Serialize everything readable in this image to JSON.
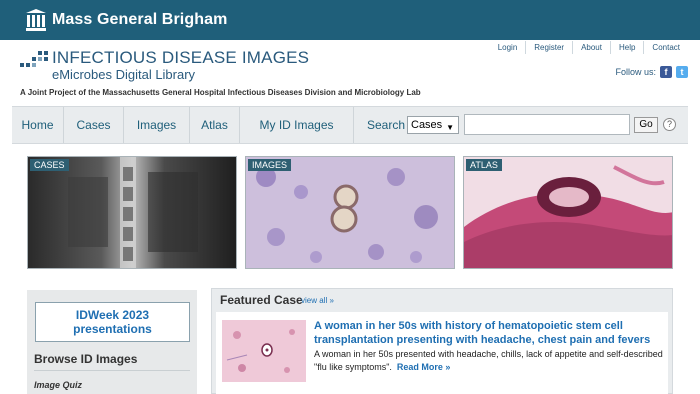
{
  "brand": {
    "name": "Mass General Brigham"
  },
  "header": {
    "title": "INFECTIOUS DISEASE IMAGES",
    "subtitle": "eMicrobes Digital Library",
    "tagline": "A Joint Project of the Massachusetts General Hospital Infectious Diseases Division and Microbiology Lab",
    "links": [
      "Login",
      "Register",
      "About",
      "Help",
      "Contact"
    ],
    "follow_label": "Follow us:"
  },
  "nav": {
    "items": [
      "Home",
      "Cases",
      "Images",
      "Atlas",
      "My ID Images"
    ],
    "search_label": "Search",
    "search_select": "Cases",
    "go_label": "Go",
    "help_label": "?"
  },
  "tiles": [
    "CASES",
    "IMAGES",
    "ATLAS"
  ],
  "sidebar": {
    "idweek_line1": "IDWeek 2023",
    "idweek_line2": "presentations",
    "browse_title": "Browse ID Images",
    "image_quiz": "Image Quiz"
  },
  "featured": {
    "heading": "Featured Case",
    "view_all": "view all »",
    "title": "A woman in her 50s with history of hematopoietic stem cell transplantation presenting with headache, chest pain and fevers",
    "text": "A woman in her 50s presented with headache, chills, lack of appetite and self-described \"flu like symptoms\".",
    "read_more": "Read More »"
  },
  "colors": {
    "brand_bar": "#1f5f7a",
    "link": "#1f6fb2",
    "nav_bg": "#e9ecee"
  }
}
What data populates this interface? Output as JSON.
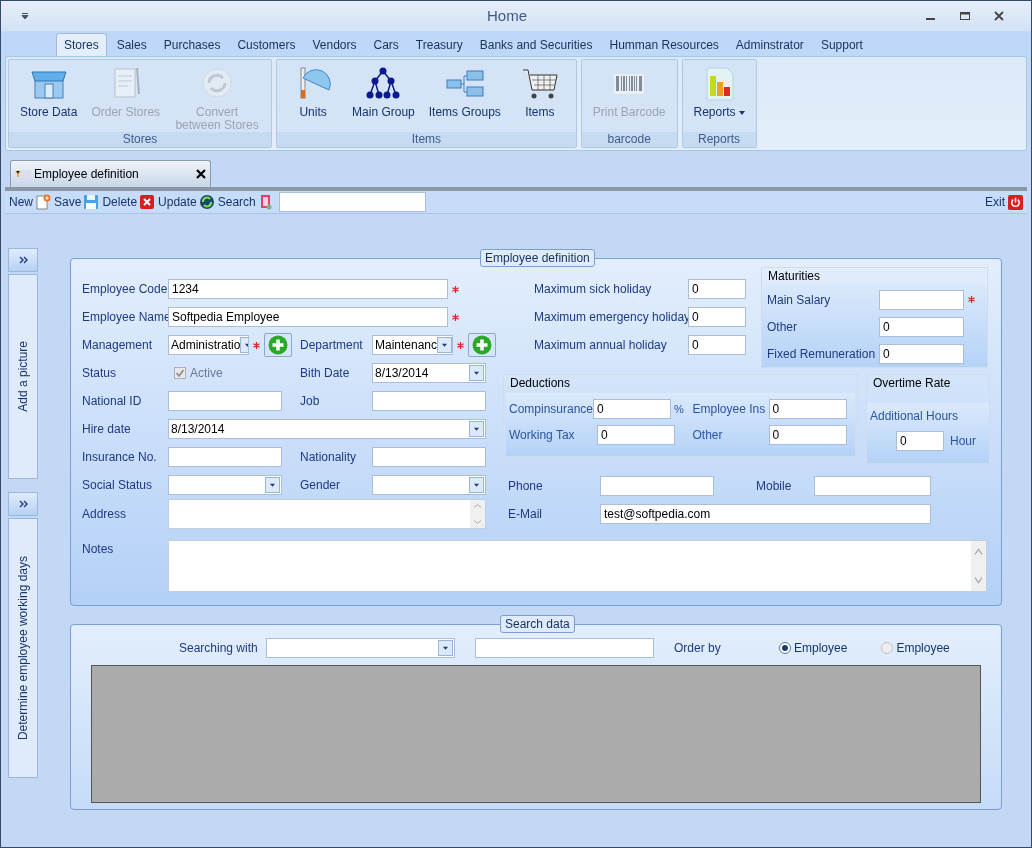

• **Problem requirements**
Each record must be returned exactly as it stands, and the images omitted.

• **Answer space**
Serialize everything readable in this image to JSON.
{
  "brand": {
    "name": "Mass General Brigham"
  },
  "header": {
    "title": "INFECTIOUS DISEASE IMAGES",
    "subtitle": "eMicrobes Digital Library",
    "tagline": "A Joint Project of the Massachusetts General Hospital Infectious Diseases Division and Microbiology Lab",
    "links": [
      "Login",
      "Register",
      "About",
      "Help",
      "Contact"
    ],
    "follow_label": "Follow us:"
  },
  "nav": {
    "items": [
      "Home",
      "Cases",
      "Images",
      "Atlas",
      "My ID Images"
    ],
    "search_label": "Search",
    "search_select": "Cases",
    "go_label": "Go",
    "help_label": "?"
  },
  "tiles": [
    "CASES",
    "IMAGES",
    "ATLAS"
  ],
  "sidebar": {
    "idweek_line1": "IDWeek 2023",
    "idweek_line2": "presentations",
    "browse_title": "Browse ID Images",
    "image_quiz": "Image Quiz"
  },
  "featured": {
    "heading": "Featured Case",
    "view_all": "view all »",
    "title": "A woman in her 50s with history of hematopoietic stem cell transplantation presenting with headache, chest pain and fevers",
    "text": "A woman in her 50s presented with headache, chills, lack of appetite and self-described \"flu like symptoms\".",
    "read_more": "Read More »"
  },
  "colors": {
    "brand_bar": "#1f5f7a",
    "link": "#1f6fb2",
    "nav_bg": "#e9ecee"
  }
}
What data populates this interface? Output as JSON.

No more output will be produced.